* **WORK INSTRUCTION**
Search the records for the string "Positive", and show each line where it appears.

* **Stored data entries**
▬▬▬▬▬▬

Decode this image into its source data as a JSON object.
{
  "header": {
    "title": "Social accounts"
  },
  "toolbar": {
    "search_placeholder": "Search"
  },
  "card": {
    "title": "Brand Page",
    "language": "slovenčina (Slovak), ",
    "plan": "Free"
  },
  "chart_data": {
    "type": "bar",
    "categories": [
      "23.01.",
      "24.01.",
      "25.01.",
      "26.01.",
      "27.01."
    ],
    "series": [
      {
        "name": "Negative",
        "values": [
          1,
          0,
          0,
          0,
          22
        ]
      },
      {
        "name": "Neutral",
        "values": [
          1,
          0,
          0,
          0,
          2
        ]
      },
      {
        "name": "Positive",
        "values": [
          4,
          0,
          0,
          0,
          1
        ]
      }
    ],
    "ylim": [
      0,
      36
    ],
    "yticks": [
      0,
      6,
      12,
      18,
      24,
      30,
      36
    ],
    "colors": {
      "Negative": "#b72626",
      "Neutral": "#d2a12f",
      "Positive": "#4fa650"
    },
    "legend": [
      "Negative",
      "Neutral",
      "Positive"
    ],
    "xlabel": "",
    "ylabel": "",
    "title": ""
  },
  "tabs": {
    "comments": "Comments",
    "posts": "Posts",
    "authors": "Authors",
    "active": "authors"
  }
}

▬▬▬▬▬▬

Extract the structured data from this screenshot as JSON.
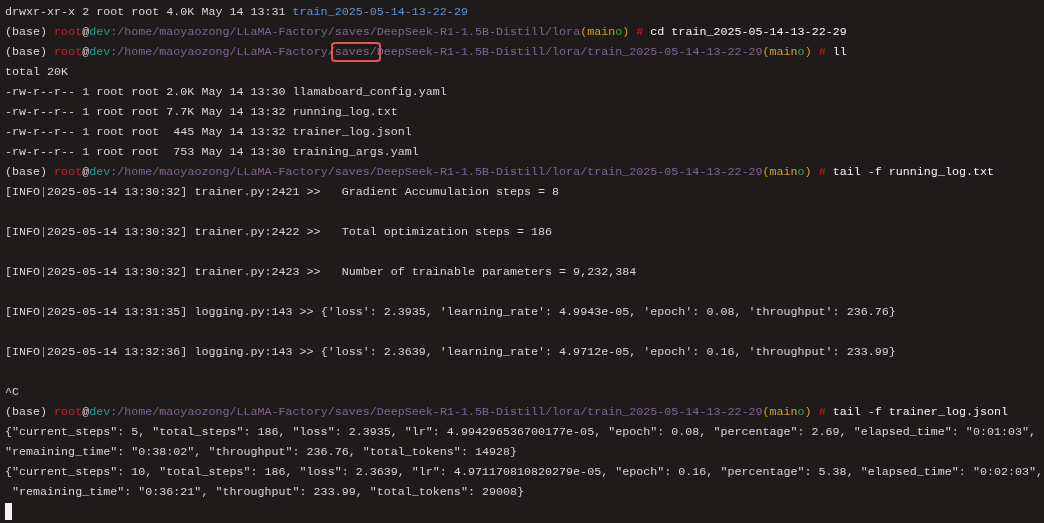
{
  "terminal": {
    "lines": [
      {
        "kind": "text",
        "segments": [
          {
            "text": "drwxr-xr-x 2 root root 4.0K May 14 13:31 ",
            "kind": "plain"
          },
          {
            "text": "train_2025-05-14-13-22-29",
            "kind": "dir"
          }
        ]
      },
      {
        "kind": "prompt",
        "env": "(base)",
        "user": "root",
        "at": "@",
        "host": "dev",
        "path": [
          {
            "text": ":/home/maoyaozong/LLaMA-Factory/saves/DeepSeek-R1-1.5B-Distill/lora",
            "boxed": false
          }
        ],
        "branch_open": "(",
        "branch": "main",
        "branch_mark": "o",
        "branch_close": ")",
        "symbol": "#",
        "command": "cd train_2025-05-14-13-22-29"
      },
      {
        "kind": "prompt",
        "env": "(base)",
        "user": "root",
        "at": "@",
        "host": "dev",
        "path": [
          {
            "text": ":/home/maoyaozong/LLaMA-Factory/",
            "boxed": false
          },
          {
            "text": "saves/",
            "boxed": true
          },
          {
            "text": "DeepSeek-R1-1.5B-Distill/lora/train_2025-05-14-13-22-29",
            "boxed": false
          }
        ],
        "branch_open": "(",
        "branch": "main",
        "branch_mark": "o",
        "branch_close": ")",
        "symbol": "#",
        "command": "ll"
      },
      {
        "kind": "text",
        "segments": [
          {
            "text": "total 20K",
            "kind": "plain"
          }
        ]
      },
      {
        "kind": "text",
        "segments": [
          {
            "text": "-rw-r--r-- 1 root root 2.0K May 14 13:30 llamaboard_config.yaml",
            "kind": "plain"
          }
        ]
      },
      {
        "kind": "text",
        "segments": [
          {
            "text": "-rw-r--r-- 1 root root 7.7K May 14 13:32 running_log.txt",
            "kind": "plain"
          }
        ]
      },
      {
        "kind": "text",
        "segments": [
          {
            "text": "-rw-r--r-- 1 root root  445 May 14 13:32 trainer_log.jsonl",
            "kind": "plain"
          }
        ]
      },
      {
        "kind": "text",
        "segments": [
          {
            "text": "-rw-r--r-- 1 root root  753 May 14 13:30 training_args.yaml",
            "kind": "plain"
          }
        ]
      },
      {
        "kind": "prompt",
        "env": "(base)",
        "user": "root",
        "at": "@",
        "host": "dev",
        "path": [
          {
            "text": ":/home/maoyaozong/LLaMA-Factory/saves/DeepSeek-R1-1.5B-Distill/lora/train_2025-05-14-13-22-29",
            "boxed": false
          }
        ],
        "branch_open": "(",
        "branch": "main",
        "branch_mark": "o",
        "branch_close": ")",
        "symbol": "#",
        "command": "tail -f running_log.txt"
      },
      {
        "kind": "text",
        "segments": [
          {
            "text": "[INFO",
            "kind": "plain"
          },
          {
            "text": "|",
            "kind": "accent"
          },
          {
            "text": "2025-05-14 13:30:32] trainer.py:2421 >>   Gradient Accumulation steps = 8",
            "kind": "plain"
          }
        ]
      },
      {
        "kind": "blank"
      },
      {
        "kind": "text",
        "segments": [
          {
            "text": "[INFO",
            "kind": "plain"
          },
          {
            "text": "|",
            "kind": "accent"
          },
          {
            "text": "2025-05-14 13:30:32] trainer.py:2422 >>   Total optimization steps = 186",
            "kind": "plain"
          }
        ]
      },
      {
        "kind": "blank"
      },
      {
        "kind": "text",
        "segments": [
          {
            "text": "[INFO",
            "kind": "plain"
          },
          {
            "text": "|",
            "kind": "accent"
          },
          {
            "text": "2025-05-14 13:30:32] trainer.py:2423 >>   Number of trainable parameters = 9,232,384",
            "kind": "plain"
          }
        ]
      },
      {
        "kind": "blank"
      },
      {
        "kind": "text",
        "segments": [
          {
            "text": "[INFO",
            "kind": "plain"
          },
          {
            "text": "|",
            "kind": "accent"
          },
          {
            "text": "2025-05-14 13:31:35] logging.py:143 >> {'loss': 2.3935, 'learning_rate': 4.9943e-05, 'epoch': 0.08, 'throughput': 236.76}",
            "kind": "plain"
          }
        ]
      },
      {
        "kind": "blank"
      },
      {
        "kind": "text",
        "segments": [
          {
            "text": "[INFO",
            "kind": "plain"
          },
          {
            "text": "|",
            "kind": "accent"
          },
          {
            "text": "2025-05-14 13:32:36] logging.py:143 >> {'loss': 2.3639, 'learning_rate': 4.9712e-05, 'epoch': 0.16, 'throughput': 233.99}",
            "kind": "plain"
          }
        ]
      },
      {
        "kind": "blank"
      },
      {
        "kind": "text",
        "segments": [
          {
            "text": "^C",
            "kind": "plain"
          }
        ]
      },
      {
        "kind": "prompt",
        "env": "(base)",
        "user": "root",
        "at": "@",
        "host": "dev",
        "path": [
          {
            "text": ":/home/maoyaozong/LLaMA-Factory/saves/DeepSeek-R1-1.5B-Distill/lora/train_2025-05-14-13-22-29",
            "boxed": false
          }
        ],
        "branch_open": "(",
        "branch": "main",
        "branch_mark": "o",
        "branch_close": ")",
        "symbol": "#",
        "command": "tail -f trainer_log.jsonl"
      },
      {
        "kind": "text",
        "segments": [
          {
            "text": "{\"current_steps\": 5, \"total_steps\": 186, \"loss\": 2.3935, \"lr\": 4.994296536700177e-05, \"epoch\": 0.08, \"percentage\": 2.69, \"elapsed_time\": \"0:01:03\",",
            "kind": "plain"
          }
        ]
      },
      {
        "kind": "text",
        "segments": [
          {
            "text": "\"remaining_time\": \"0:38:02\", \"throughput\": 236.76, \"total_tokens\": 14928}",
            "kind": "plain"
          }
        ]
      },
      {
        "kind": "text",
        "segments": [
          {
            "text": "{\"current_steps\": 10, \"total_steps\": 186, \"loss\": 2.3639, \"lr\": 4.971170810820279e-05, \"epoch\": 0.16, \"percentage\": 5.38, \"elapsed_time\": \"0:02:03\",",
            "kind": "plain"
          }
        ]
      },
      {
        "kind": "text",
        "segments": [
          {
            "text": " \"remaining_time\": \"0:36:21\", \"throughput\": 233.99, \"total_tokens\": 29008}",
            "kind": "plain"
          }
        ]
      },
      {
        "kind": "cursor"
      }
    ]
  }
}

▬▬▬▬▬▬

* **TASK RESPONSE**
        "name": "Positive",
      "Positive": "#4fa650"
      "Positive"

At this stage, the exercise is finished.